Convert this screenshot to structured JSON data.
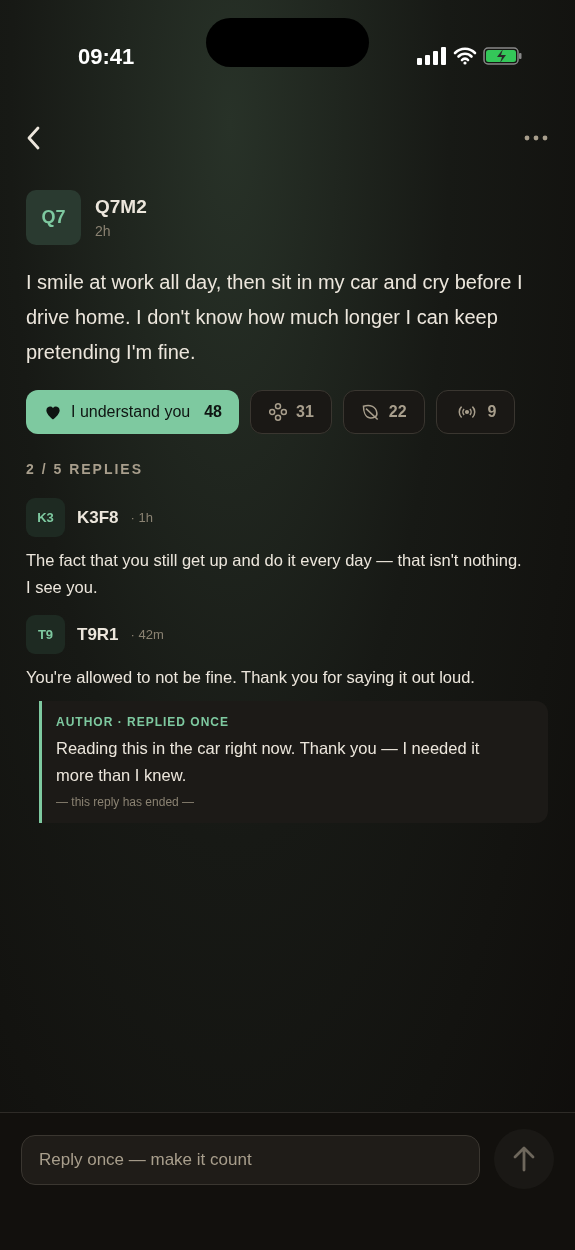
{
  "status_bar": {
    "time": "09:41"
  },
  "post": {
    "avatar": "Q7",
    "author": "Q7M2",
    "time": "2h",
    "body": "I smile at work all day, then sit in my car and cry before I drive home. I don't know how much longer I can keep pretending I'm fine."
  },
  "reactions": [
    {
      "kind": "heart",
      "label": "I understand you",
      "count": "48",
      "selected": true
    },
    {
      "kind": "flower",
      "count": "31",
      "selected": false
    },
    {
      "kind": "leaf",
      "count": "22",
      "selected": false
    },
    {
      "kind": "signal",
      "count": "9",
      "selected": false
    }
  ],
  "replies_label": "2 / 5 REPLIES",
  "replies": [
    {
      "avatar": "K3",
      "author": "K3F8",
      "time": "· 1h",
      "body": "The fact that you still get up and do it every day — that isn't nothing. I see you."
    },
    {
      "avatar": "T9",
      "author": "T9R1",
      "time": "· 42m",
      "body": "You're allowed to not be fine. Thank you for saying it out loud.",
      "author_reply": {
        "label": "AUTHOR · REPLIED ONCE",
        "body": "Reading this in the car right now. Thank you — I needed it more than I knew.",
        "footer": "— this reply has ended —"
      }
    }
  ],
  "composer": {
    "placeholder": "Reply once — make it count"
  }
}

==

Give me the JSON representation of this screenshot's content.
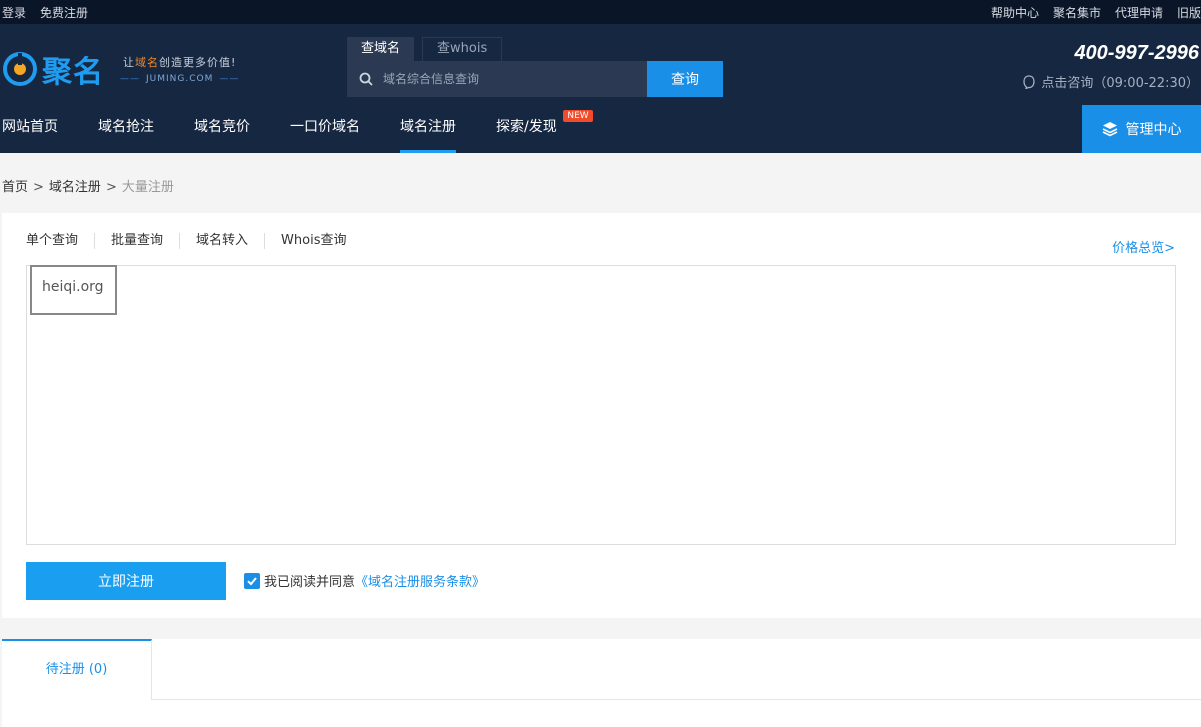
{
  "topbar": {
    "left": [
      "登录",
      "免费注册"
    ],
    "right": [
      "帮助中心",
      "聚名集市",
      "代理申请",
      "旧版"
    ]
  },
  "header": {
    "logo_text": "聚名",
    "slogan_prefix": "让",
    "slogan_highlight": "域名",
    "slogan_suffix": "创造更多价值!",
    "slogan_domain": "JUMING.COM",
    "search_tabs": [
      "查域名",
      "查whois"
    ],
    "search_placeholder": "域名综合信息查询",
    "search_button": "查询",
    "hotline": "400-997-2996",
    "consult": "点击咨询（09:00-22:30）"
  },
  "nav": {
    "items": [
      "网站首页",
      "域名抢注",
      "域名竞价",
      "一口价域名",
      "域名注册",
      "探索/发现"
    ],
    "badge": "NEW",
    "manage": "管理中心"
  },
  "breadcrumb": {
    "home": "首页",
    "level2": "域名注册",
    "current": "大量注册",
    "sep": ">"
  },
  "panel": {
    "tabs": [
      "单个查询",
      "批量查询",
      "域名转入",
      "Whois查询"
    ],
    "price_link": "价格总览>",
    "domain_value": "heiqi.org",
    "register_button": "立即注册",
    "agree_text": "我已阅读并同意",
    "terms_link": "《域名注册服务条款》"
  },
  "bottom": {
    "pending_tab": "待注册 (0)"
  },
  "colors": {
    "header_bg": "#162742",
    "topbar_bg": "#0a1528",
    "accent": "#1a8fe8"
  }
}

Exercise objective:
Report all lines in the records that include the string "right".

Result:
        "body": "Reading this in the car right now. Thank you — I needed it more than I knew.",
    "right": [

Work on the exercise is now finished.